For each line in the data below that holds "Jobs", return a copy.
── TASK MATERIAL ──
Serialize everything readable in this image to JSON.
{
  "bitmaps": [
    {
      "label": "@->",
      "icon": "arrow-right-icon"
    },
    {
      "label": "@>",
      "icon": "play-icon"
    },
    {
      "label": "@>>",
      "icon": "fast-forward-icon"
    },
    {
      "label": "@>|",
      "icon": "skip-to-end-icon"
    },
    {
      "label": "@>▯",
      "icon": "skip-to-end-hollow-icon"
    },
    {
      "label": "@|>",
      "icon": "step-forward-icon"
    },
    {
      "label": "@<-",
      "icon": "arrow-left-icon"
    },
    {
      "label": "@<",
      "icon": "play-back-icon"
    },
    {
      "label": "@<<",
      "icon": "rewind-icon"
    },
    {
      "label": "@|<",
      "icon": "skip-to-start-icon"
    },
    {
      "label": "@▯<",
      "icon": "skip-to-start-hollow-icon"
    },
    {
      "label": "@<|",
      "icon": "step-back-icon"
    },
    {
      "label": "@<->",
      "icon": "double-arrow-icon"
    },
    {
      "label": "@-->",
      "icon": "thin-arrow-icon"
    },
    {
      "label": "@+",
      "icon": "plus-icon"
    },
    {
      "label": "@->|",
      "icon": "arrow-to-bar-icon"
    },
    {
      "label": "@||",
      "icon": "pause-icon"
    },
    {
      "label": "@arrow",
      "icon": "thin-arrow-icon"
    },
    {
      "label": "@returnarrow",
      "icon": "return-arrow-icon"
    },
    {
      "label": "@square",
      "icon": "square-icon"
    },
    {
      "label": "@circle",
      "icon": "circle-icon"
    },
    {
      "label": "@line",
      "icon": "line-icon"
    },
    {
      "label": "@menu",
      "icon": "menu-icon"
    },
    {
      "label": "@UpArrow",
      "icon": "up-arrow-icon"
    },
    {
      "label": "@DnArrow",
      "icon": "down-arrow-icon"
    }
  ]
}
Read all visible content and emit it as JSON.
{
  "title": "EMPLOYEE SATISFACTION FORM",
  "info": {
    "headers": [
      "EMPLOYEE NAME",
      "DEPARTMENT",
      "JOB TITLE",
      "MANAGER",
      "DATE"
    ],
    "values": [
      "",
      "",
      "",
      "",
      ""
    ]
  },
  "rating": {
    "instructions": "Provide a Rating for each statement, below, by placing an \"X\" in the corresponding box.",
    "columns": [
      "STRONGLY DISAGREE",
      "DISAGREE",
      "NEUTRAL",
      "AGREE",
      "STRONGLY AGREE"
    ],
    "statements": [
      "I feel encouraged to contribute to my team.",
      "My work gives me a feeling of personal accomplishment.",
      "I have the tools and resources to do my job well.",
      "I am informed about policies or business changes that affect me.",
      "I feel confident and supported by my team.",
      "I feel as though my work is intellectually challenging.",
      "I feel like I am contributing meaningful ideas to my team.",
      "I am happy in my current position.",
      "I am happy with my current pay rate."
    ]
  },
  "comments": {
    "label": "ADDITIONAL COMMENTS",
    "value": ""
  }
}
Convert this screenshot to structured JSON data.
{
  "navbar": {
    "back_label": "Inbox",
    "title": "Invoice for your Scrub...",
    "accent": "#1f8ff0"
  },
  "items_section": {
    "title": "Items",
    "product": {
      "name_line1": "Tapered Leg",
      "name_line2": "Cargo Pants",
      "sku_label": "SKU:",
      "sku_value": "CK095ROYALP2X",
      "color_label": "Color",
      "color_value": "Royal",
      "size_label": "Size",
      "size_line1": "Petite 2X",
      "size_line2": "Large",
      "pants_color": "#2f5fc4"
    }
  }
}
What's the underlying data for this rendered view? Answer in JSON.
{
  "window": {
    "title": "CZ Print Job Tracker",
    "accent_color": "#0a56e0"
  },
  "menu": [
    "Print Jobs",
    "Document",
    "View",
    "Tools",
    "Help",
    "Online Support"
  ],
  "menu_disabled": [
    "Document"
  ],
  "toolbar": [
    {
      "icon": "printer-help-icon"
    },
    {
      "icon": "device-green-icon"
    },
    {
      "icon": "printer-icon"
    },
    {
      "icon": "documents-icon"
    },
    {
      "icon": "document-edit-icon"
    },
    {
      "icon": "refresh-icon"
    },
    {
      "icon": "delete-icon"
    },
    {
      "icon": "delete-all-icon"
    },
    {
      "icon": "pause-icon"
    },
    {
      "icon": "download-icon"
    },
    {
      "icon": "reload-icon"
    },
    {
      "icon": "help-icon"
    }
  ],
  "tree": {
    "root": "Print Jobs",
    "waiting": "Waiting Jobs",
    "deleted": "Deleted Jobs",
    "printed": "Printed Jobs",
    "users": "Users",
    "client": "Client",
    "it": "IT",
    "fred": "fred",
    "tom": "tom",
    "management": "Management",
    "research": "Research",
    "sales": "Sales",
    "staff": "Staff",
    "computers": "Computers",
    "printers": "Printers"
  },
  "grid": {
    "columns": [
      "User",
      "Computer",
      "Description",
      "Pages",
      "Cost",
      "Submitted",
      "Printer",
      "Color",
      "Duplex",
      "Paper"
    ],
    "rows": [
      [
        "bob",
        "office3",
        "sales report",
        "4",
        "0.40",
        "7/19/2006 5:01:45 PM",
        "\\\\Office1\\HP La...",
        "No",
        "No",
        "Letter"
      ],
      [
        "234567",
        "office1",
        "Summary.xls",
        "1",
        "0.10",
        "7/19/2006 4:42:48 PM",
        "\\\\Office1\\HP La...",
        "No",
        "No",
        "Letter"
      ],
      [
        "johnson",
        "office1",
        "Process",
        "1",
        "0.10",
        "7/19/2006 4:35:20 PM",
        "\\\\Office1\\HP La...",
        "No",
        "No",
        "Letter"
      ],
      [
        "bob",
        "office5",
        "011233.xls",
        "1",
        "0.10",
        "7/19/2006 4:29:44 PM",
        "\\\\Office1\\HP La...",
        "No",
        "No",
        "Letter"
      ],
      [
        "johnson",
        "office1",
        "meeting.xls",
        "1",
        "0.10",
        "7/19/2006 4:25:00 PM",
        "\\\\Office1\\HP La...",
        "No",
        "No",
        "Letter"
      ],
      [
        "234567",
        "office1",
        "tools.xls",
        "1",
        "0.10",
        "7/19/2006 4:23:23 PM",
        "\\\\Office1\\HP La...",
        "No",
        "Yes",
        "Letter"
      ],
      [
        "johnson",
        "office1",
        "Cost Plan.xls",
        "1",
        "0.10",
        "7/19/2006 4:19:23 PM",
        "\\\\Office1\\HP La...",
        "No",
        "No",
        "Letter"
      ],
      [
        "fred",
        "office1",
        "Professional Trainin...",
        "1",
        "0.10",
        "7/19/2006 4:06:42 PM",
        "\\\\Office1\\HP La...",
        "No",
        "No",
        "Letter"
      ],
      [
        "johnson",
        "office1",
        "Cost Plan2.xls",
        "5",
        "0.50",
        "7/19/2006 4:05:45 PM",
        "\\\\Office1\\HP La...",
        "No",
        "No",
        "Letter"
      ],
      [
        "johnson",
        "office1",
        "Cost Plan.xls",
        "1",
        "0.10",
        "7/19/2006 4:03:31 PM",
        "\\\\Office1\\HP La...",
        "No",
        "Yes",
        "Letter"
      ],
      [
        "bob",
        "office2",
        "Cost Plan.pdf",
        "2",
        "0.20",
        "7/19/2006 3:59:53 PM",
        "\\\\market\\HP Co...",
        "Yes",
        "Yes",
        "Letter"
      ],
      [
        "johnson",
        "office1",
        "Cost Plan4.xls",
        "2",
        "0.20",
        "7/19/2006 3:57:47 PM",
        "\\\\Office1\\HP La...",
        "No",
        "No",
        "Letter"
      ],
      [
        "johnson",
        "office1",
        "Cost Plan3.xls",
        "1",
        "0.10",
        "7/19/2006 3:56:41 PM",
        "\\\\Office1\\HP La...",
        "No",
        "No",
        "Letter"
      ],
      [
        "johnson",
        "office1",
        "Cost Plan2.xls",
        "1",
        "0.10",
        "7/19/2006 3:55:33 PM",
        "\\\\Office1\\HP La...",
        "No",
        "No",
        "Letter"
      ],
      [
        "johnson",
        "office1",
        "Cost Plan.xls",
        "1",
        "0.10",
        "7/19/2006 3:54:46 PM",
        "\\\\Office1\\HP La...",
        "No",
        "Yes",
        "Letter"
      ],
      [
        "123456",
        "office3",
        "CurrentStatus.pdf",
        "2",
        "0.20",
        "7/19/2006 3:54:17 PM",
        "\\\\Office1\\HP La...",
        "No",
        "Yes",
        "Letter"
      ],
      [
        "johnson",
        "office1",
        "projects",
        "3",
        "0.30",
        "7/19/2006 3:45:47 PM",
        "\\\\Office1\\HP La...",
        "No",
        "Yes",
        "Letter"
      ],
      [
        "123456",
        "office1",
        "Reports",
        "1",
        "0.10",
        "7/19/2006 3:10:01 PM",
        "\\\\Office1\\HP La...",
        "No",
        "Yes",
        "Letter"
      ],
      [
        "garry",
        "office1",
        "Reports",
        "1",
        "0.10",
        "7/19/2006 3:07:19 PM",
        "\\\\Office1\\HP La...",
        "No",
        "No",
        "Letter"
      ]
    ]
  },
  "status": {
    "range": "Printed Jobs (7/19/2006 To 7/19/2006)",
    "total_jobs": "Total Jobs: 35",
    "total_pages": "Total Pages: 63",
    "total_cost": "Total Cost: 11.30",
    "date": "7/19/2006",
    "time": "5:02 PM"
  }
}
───
THE ANSWER>
    "Print Jobs",
    "root": "Print Jobs",
    "waiting": "Waiting Jobs",
    "deleted": "Deleted Jobs",
    "printed": "Printed Jobs",
    "range": "Printed Jobs (7/19/2006 To 7/19/2006)",
    "total_jobs": "Total Jobs: 35",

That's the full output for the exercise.